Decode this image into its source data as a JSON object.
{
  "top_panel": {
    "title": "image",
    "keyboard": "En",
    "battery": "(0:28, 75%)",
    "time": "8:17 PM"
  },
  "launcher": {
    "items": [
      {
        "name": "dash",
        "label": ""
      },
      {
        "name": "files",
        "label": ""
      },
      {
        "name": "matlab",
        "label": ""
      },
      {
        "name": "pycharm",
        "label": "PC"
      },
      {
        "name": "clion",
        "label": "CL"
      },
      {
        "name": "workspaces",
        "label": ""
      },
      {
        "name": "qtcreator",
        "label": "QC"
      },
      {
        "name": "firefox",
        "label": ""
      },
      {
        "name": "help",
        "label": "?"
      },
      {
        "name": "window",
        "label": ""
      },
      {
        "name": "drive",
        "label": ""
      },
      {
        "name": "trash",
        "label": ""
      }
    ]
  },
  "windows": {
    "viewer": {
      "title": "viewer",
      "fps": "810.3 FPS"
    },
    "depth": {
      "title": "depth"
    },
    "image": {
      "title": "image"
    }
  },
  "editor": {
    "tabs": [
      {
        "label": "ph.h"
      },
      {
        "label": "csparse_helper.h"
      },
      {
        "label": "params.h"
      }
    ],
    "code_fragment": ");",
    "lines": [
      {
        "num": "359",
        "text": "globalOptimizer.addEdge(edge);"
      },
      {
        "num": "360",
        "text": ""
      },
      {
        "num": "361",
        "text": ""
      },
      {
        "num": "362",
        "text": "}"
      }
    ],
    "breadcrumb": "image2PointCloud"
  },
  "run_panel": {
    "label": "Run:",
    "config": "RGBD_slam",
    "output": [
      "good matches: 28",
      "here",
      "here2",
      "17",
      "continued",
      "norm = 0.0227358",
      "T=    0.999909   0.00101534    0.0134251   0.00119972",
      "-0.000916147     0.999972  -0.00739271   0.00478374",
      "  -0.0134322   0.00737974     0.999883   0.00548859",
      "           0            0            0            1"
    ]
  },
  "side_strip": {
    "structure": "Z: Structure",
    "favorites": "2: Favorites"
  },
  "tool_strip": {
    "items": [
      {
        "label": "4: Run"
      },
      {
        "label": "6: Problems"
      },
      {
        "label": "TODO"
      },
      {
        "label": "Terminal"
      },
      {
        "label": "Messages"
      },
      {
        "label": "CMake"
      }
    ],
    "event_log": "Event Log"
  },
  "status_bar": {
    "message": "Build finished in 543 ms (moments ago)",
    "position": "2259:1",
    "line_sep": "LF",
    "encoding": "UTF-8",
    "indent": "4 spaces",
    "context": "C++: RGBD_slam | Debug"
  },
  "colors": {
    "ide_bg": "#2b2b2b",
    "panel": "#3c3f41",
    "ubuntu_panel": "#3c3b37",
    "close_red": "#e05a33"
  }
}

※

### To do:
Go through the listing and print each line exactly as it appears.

### Response to the task:
Decode this image into its source data as a JSON object.
{
  "top_panel": {
    "title": "image",
    "keyboard": "En",
    "battery": "(0:28, 75%)",
    "time": "8:17 PM"
  },
  "launcher": {
    "items": [
      {
        "name": "dash",
        "label": ""
      },
      {
        "name": "files",
        "label": ""
      },
      {
        "name": "matlab",
        "label": ""
      },
      {
        "name": "pycharm",
        "label": "PC"
      },
      {
        "name": "clion",
        "label": "CL"
      },
      {
        "name": "workspaces",
        "label": ""
      },
      {
        "name": "qtcreator",
        "label": "QC"
      },
      {
        "name": "firefox",
        "label": ""
      },
      {
        "name": "help",
        "label": "?"
      },
      {
        "name": "window",
        "label": ""
      },
      {
        "name": "drive",
        "label": ""
      },
      {
        "name": "trash",
        "label": ""
      }
    ]
  },
  "windows": {
    "viewer": {
      "title": "viewer",
      "fps": "810.3 FPS"
    },
    "depth": {
      "title": "depth"
    },
    "image": {
      "title": "image"
    }
  },
  "editor": {
    "tabs": [
      {
        "label": "ph.h"
      },
      {
        "label": "csparse_helper.h"
      },
      {
        "label": "params.h"
      }
    ],
    "code_fragment": ");",
    "lines": [
      {
        "num": "359",
        "text": "globalOptimizer.addEdge(edge);"
      },
      {
        "num": "360",
        "text": ""
      },
      {
        "num": "361",
        "text": ""
      },
      {
        "num": "362",
        "text": "}"
      }
    ],
    "breadcrumb": "image2PointCloud"
  },
  "run_panel": {
    "label": "Run:",
    "config": "RGBD_slam",
    "output": [
      "good matches: 28",
      "here",
      "here2",
      "17",
      "continued",
      "norm = 0.0227358",
      "T=    0.999909   0.00101534    0.0134251   0.00119972",
      "-0.000916147     0.999972  -0.00739271   0.00478374",
      "  -0.0134322   0.00737974     0.999883   0.00548859",
      "           0            0            0            1"
    ]
  },
  "side_strip": {
    "structure": "Z: Structure",
    "favorites": "2: Favorites"
  },
  "tool_strip": {
    "items": [
      {
        "label": "4: Run"
      },
      {
        "label": "6: Problems"
      },
      {
        "label": "TODO"
      },
      {
        "label": "Terminal"
      },
      {
        "label": "Messages"
      },
      {
        "label": "CMake"
      }
    ],
    "event_log": "Event Log"
  },
  "status_bar": {
    "message": "Build finished in 543 ms (moments ago)",
    "position": "2259:1",
    "line_sep": "LF",
    "encoding": "UTF-8",
    "indent": "4 spaces",
    "context": "C++: RGBD_slam | Debug"
  },
  "colors": {
    "ide_bg": "#2b2b2b",
    "panel": "#3c3f41",
    "ubuntu_panel": "#3c3b37",
    "close_red": "#e05a33"
  }
}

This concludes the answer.